As I was preparing to read and review THE MOSQUITO BOWL, I researched Buzz Bissinger’s body of work. I thought I was familiar with his writing as the author of well-known sports books during a four-decade career. Football fans recognize FRIDAY NIGHT LIGHTS as a sports classic. Almost every football coach I know has read Bissinger’s account of high school football in Permian, Texas. Ranked by Sports Illustrated as the fourth best sports book ever written, it served as the basis for a movie and a television series that even today has passionate followers.

However, I learned that there is more to Bissinger than writing about sports. Awarded the Pulitzer Prize for pieces he wrote on Philadelphia courtroom corruption, Bissinger has covered figures as varied as Caitlyn Jenner, Stephen Glass and Tony La Russa. Many of his books and articles are the result of his immersion journalist approach, in which readers become part of the ongoing story. While THE MOSQUITO BOWL is seemingly about an ersatz football game, there is far more here than what occurred on a dirt and coral field on an island in the Pacific in 1944.

"While THE MOSQUITO BOWL is seemingly about an ersatz football game, there is far more here than what occurred on a dirt and coral field on an island in the Pacific in 1944."

This is not a book that will take you into the huddle or locker room and provide volumes of material on football. In fact, discussions of the sport are minimal. The Mosquito Bowl game itself goes by so quickly that you might even miss it. The story presented here is of America at war, planning and preparing for one of the bloodiest battles in US history. Along the way, soldiers from the 4th and 29th Marine regiments found a moment to divert their attention to a football game. The intersection of sports and patriotism is long-standing in American history. During World War II, many of the nation’s finest athletes fought in a battle against fascism and tyranny. Sometimes they could take a break from the war to briefly play the game they loved. They were men at war, but the call once again to be boys on the field was too alluring to avoid.
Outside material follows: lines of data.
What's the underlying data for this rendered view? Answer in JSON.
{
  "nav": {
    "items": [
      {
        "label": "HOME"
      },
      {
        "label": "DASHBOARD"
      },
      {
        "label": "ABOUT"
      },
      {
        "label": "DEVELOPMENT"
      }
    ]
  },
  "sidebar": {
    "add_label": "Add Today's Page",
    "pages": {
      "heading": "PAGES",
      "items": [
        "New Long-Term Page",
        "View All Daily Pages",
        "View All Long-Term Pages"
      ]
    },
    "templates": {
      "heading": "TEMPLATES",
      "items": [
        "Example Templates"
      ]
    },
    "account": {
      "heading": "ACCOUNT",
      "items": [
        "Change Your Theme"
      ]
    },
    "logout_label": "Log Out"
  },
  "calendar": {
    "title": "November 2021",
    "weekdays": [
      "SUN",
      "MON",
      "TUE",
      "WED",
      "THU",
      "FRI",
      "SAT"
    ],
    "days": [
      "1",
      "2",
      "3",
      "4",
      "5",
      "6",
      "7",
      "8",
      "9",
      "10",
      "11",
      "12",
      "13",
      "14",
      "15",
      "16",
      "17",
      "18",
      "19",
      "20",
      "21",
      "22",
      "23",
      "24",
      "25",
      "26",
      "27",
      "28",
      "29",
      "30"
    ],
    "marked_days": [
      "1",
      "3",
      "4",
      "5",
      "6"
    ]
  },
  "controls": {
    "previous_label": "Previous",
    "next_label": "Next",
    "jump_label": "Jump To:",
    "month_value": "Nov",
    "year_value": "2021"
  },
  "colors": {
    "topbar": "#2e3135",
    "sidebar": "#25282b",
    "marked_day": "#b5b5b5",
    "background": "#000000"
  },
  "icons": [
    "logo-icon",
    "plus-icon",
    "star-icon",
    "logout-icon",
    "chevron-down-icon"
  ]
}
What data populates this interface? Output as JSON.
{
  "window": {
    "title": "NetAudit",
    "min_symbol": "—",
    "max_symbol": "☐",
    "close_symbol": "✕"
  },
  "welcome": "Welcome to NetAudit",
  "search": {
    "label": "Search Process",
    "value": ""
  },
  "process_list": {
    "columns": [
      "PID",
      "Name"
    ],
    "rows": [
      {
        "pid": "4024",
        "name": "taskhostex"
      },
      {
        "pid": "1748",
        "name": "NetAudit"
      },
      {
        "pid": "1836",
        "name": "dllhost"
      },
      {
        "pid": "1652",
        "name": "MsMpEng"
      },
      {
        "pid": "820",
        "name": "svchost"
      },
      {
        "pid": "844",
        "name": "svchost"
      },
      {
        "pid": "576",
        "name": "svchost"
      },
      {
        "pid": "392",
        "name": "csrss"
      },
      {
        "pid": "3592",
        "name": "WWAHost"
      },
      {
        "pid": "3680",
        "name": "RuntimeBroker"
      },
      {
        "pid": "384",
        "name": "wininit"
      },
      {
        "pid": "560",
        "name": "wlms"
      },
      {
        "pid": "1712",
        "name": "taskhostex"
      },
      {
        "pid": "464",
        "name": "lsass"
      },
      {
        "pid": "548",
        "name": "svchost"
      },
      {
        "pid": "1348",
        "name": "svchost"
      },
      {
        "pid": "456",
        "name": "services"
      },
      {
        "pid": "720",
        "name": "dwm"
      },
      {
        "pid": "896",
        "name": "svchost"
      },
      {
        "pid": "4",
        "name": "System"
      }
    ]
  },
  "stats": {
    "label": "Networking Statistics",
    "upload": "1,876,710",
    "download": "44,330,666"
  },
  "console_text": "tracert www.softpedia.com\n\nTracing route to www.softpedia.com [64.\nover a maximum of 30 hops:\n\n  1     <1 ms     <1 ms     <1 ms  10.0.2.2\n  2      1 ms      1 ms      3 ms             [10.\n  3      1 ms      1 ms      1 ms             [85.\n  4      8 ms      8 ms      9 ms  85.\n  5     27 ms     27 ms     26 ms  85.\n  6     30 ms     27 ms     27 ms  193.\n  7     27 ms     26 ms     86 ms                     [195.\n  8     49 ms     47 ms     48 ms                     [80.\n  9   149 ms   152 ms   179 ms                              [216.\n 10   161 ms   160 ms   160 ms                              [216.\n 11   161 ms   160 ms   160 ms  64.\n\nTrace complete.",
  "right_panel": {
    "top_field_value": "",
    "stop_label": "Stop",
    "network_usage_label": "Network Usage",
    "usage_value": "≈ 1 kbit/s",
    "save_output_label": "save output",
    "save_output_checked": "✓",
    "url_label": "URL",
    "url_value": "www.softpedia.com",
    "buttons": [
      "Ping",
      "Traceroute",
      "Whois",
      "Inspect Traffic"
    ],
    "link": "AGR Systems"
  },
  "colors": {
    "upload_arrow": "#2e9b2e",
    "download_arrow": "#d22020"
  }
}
Participants in the Mosquito Bowl Game included an All-American running back from Purdue and others from Cornell, Notre Dame and Illinois. Another player had been an All-American receiver at Wisconsin, and one had started for the New York Giants. Beyond their football careers, they shared a patriotic spirit that brought them to a Marine combat division. Many who played in the game were in their mid-20s and had been molded into Marine officers to lead younger men still in their teens into battle. Some had enlisted shortly after the attack on Pearl Harbor. They had fought their way across the Pacific and were now preparing for a landing on Okinawa, and perhaps an invasion of Japan.

Sixty-five marines suited up for the game. Football uniforms were not part of the issued military gear, so the men wore cut-off dungarees, shorts and marine field shoes. Fifteen hundred fellow marines watched the teams battle to a 0-0 tie. The game itself was long forgotten until Bissinger discovered details in his research of Okinawa.
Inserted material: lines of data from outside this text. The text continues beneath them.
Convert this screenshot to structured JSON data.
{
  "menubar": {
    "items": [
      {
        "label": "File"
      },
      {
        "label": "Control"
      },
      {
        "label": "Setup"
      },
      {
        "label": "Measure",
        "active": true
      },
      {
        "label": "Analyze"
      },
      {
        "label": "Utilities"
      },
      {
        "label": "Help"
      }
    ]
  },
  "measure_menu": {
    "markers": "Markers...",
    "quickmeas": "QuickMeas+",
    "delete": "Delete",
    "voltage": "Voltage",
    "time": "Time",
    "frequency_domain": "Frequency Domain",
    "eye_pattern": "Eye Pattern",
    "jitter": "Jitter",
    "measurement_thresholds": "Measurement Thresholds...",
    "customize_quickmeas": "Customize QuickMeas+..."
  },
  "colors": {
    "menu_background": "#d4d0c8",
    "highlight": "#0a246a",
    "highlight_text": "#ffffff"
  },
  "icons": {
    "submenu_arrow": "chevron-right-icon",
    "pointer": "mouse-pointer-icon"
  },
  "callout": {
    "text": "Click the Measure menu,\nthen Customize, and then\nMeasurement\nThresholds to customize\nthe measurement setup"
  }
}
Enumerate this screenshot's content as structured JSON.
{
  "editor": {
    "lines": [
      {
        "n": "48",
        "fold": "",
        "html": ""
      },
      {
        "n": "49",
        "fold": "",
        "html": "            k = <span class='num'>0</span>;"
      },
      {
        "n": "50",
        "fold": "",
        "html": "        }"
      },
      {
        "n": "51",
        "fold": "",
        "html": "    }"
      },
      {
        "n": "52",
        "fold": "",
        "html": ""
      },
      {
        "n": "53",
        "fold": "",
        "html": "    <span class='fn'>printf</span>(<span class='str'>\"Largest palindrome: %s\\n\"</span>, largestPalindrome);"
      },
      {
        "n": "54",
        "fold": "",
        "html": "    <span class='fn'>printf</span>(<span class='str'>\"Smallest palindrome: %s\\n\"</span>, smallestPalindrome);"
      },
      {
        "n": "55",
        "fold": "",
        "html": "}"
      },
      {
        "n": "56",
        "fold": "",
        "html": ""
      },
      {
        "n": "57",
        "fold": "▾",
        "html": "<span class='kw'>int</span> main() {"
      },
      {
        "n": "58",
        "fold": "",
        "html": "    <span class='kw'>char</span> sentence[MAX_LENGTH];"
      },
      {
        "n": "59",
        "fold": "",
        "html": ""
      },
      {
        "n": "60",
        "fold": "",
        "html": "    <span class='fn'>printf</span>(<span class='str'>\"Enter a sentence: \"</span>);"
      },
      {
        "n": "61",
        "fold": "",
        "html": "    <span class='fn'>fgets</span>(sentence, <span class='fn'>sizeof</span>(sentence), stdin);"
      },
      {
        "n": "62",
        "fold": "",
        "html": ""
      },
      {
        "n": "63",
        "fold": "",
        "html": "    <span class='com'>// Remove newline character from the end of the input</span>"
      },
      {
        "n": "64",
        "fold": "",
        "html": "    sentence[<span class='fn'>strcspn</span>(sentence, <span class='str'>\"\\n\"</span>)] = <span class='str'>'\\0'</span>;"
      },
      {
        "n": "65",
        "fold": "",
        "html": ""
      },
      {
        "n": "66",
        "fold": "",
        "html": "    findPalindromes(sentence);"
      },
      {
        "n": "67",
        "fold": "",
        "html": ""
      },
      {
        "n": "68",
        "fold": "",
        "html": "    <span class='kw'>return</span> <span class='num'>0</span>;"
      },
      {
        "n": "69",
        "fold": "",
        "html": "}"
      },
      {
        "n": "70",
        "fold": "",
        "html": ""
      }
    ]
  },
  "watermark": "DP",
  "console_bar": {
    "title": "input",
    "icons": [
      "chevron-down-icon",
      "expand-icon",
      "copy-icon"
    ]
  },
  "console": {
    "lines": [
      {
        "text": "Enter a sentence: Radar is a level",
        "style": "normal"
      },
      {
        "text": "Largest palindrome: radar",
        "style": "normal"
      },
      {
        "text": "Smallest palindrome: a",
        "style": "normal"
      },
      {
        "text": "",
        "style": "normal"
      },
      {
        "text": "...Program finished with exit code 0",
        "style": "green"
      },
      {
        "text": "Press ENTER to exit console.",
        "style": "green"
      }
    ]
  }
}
The Battle of Okinawa occupies the concluding portions of THE MOSQUITO BOWL. Fifteen of the 65 players died, and 20 were wounded. It was the largest number of American athletes to perish in a single battle. The struggle on Okinawa was exacerbated by Japanese tactics that had been shaped after military successes across Pacific islands. The Japanese maintained their belief that they could frustrate American military efforts and somehow still achieve more favorable terms than unconditional surrender.

Bissinger concludes his stirring history with a recognition that the phrase “The Greatest Generation” has become a tired bromide: “There still is far too much misogyny and racism and hatred of the Other in the United States for any generation to be great. But what made the marines special was how they were ordinary men who rose to extraordinary circumstances time and time again. It is the true measure of greatness that most of us never achieve.”

Reviewed by Stuart Shiffman on September 16, 2022

The Mosquito Bowl: A Game of Life and Death in World War II
by Buzz Bissinger

  • Publication Date: September 13, 2022
  • Genres: History, Nonfiction
  • Hardcover: 480 pages
  • Publisher: Harper
  • ISBN-10: 0062879928
  • ISBN-13: ‎9780062879929